What resulted was an inventory build-up and price markdowns, as stores worked to clear the shelves for new deliveries. Dismal November comparable-store sales, which encompassed the start of Sandy’s wrath on Oct. 28, reflected the spending clawback, as monthly sales rose 1.7 percent, much less than the 4.5 percent to 5.5 percent expected by experts.
Retailers reporting comps on Nov. 29 cited Sandy for the soft sales, including Macy’s Inc., Nordstrom Inc. and Kohl’s Corp.
“Despite the largest-volume Thanksgiving weekend in our company’s history, we were not able to overcome the weak start to the month, which included the disruption of Hurricane Sandy,” said Terry J. Lundgren, Macy’s chairman, president and chief executive officer. “Yet we remain on track to deliver a very strong sales performance in the fourth quarter.”
Macy’s finished November with a 0.7 percent decline in comparable-store sales, below the 1.5 percent advance estimated by analysts.
Nordstrom also recorded a rare decline as comps fell 1.1 percent, while Kohl’s registered a 5.6 percent dip in monthly sales.
Saks Inc. lowered its sales forecast for the fourth quarter, citing Sandy’s impact. Noting that many stores were in the path of the storm’s epicenter, Stephen I. Sadove, chairman and ceo, said, “As much as 55 percent of our business was affected. New York alone is 20 percent. In the Northeast, we saw a substantial drop on the Internet,” because people did not have electricity.
Analysts weren’t completely convinced that the results could be squarely blamed on Sandy, as many of the companies blaming the storm didn’t even have a broad store base in the hardest-hit regions. For example, only about 7 percent of Nordstrom’s 238-store fleet was based in the Tristate area, experts noted.
“A lot of people are blaming Sandy, but natural or unnatural events don’t destroy demand. It displaces it,” Craig Johnson, president of Customer Growth Partners, said.
He added Sandy was merely a blip, and that it wouldn’t materially impact retailers. November was part of a larger trend that indicates a deceleration in spending.
“We’re in for a lackluster Christmas,” Johnson said, adding that holiday will likely be up 2.8 percent over last year, which is in line with 2007 levels of 2.5 percent growth.
Whether consumer spending is slowing naturally, or if Sandy’s damage is a catalyst for the pullback, analysts did acknowledge the storm’s effect on retail.
“I don’t think the impact of Sandy can be ignored,” said Matthew Rahn, a principal at A.T. Kearney’s retail practice. “The question is, did that impact holiday spending or did that delay it?”

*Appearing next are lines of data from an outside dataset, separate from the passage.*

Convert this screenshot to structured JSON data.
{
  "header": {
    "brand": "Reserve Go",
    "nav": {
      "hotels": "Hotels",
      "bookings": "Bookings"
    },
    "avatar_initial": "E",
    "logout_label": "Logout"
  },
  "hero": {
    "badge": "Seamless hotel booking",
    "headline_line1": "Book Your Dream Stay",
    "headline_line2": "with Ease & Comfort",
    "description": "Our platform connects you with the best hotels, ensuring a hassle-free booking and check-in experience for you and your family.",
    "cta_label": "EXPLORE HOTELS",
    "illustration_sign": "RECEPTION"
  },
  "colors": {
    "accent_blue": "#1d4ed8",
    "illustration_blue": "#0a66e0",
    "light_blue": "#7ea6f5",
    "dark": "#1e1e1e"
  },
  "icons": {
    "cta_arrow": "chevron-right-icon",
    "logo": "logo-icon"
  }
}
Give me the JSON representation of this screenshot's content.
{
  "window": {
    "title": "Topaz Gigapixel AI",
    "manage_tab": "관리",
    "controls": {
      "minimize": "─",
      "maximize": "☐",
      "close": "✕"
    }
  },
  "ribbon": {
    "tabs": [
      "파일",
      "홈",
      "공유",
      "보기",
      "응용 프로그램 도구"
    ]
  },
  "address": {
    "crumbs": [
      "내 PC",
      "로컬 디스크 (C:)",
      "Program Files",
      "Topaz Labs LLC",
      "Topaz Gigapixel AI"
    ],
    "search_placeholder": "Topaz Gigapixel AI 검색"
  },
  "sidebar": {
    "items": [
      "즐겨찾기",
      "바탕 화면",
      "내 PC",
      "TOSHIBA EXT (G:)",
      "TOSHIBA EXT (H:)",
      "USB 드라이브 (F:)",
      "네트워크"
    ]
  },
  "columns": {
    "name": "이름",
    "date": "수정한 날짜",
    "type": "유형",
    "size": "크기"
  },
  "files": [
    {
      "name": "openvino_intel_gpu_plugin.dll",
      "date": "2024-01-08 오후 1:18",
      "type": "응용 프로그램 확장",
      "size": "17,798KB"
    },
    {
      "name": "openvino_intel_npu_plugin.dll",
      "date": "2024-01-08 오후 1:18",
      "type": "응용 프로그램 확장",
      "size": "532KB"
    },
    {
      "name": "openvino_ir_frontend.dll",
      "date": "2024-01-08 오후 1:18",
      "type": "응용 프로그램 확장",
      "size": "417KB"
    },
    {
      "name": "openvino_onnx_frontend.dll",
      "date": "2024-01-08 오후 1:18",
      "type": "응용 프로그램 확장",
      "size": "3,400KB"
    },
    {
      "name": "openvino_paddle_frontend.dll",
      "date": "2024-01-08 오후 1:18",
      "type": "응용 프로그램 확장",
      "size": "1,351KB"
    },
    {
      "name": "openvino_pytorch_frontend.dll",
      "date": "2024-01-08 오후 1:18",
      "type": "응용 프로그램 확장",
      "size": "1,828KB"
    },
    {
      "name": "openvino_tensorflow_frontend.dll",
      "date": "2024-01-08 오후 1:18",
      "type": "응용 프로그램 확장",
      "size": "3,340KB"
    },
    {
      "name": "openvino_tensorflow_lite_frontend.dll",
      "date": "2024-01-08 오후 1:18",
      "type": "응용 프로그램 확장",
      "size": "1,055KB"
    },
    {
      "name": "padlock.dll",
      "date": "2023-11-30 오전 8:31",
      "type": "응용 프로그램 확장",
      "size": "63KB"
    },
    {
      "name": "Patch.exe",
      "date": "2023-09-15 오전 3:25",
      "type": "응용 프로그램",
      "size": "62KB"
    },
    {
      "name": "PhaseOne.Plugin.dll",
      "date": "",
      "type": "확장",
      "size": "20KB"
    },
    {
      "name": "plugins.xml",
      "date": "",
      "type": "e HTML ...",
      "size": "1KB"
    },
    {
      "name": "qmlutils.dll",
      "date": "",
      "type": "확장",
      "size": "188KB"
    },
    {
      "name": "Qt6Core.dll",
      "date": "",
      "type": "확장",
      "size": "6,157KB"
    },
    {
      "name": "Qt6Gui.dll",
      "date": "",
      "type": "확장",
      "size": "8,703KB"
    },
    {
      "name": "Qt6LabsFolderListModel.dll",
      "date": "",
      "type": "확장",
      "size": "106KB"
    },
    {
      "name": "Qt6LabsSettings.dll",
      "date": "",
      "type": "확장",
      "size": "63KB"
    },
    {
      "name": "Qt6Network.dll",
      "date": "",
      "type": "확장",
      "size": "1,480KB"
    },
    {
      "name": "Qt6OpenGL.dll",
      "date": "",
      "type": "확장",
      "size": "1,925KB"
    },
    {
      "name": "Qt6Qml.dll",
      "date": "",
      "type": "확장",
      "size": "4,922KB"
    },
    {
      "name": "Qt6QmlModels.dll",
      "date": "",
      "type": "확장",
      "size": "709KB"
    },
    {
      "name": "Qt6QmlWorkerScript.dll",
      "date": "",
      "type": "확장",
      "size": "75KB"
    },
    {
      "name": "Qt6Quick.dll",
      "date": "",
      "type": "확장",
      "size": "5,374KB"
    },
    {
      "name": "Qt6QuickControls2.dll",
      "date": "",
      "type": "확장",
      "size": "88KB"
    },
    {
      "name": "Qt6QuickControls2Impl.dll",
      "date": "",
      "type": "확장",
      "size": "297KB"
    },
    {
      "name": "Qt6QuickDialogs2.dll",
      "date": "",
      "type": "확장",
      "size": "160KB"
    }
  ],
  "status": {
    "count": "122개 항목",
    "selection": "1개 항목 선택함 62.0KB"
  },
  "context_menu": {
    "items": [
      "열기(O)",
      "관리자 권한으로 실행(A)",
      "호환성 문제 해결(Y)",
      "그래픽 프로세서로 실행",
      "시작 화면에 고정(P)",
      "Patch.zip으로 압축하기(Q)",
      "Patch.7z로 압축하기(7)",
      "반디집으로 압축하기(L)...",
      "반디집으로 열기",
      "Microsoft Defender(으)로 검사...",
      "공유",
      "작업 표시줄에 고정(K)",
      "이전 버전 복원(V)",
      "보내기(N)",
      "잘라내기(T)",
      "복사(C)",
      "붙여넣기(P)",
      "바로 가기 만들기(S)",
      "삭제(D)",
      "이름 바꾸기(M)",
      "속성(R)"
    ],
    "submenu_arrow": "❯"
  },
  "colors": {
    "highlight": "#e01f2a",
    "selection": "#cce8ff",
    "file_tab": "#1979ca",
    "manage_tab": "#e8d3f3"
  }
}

That’s still an open question, and one that will unfold in the coming weeks. More long-term is whether there will be a spending boost from rebuilding efforts.
One thing is for certain: retailers will have to work their magic not only to clear out any excess inventory in advance of Christmas, but also to continue to keep the cash-strapped consumer coming back for more.